  • Ice cream social was sweet treat

    In a day when our world is topsy-turvy, it was nice to step back into a simpler time and enjoy an old fashioned ice cream social at the William Arnold Log Cabin in Williamstown on Sept. 16.

    The event was a joint effort by the Williamstown Downtown Merchants Association and the Grant County Historical Society.

    Having worked all day and gone directly to snap some photographs for the News, it didn’t take long for me to get hungry, smelling hotdogs on the grill.

  • A WORD FROM OUR READERS . . .

    Spears Foundation appreciates support

  • Family’s loss is heaven’s gain

    I’ve written about my Aunt Lucy many times because she’s been such an important and influential person in my life, but one of the other special women who had a profound impact on me never got much ink.

    Two weeks ago, our family had to say goodbye to Opal Smoot Hawkins. Opal was also my aunt. One of my mom’s older sisters.  Since my mom is the baby of the 12 Smoot children, all of them are older.

  • Republicans should axe tax loopholes

    I would like to address the budget and the lack of movement on the Republicans part on taking some of the loopholes away from the wealthy.

    During last year’s campaign for Ohio’s Governor’s seat, there was a TV commercial from his opponent that used a sound bite showing Kasich saying that bonuses, that no one needed to know about, could be used for his staff.

  • Not an ordinary Tuesday

    I remember 9/11/01. It was a typical Tuesday at the News office. We were working on finishing up stories and laying out pages for that week’s edition of the Grant County News.

    I was on the phone with our printing plant in Cynthiana. The production coordinator there said, “Oh my gosh, we’ve been attacked.” I couldn’t comprehend what she was saying so I asked her to repeat herself.
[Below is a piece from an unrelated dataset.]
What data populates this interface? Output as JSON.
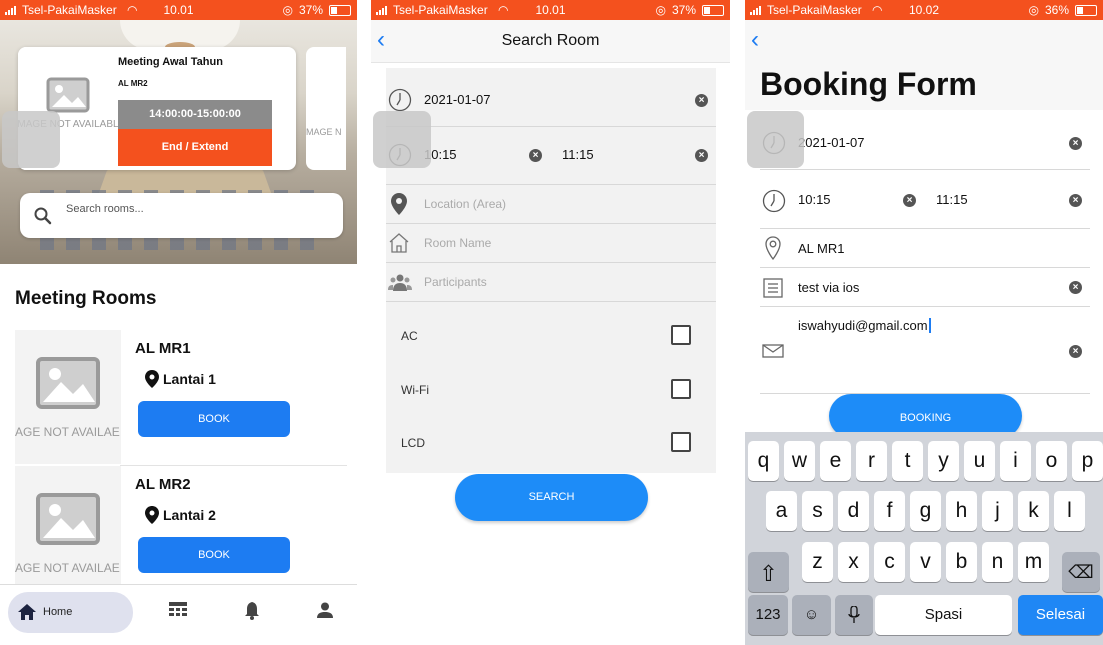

    “America, we’ve been attacked,” she said. “Aren’t you watching the news on TV?”

  • ‘A day that will live in infamy’

    Growing up, I was always told about Pearl Harbor and what a tragic day that was for Americans, as nearly 3,000 people were killed on Dec. 7, 1941.
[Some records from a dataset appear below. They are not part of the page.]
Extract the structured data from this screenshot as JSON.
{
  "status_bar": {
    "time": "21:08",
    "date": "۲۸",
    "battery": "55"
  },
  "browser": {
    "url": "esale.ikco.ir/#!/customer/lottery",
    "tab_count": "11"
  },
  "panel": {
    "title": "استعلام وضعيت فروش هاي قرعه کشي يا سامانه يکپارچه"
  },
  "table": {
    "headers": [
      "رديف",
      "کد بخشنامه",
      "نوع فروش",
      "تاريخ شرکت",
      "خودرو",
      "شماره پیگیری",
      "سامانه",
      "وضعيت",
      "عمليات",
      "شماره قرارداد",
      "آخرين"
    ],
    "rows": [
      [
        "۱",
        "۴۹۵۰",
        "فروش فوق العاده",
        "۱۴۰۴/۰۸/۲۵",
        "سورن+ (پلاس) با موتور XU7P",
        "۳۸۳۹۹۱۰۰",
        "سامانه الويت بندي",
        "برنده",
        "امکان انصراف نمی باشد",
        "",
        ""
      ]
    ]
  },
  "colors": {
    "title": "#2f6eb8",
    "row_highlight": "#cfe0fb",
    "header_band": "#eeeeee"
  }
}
    Flashback to Sept. 11, 2001, I witnessed on television a new horror as two planes struck the World Trade Center, a plane flew into the Pentagon and one crashed in a field in Shanksville, Pa.
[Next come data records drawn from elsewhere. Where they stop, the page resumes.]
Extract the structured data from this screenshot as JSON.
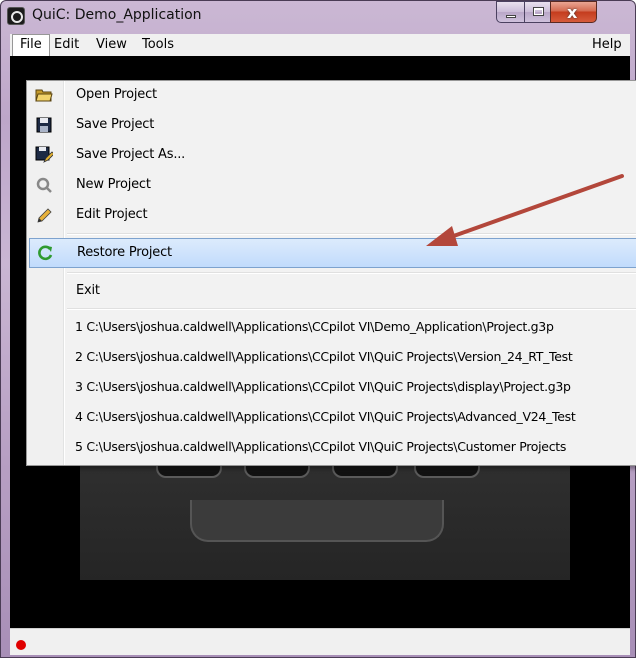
{
  "window": {
    "title": "QuiC: Demo_Application",
    "close_glyph": "x"
  },
  "menubar": {
    "file": "File",
    "edit": "Edit",
    "view": "View",
    "tools": "Tools",
    "help": "Help"
  },
  "file_menu": {
    "items": [
      {
        "label": "Open Project",
        "icon": "folder-open-icon"
      },
      {
        "label": "Save Project",
        "icon": "floppy-disk-icon"
      },
      {
        "label": "Save Project As...",
        "icon": "floppy-disk-pencil-icon"
      },
      {
        "label": "New Project",
        "icon": "quic-logo-icon"
      },
      {
        "label": "Edit Project",
        "icon": "pencil-icon"
      },
      {
        "label": "Restore Project",
        "icon": "refresh-icon"
      },
      {
        "label": "Exit",
        "icon": ""
      }
    ],
    "recent": [
      "1 C:\\Users\\joshua.caldwell\\Applications\\CCpilot VI\\Demo_Application\\Project.g3p",
      "2 C:\\Users\\joshua.caldwell\\Applications\\CCpilot VI\\QuiC Projects\\Version_24_RT_Test",
      "3 C:\\Users\\joshua.caldwell\\Applications\\CCpilot VI\\QuiC Projects\\display\\Project.g3p",
      "4 C:\\Users\\joshua.caldwell\\Applications\\CCpilot VI\\QuiC Projects\\Advanced_V24_Test",
      "5 C:\\Users\\joshua.caldwell\\Applications\\CCpilot VI\\QuiC Projects\\Customer Projects"
    ]
  },
  "colors": {
    "highlight": "#c1dbfc",
    "arrow": "#b3473b",
    "status_indicator": "#e00000"
  }
}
    I was also told you will never forget where you were.

  • Common sense casualty of 9/11

    We all remember when it happened. I was standing in my kitchen with a mixer in my hand, beating cake batter.

    I was watching the normally light-hearted, after 8 a.m. broadcast of the “Today Show.” Katie Couric and Matt Lauer suddenly seemed disoriented, as everyone tried to figure out what was happening.

    When they began rolling footage, I leaned toward my TV to watch what looked like a toy plane fly into the South Tower of the World Trade Center.

    As many people have said, “I just couldn’t process what was happening.”

  • I will never forget

    Growing up, I heard countless times older generations talk about how they would never forget where they were, what they were doing and what they felt like when President John F. Kennedy was assassinated.

    It was a landmark moment in their lives, as well as a turning point in the nation.

    I never knew exactly what that day must have felt like for them until Sept.11, 2001.

    I was a senior in college at the University of Kentucky. Like most mornings, I was running behind as I was trying to get up out of bed and get to my first class of the day.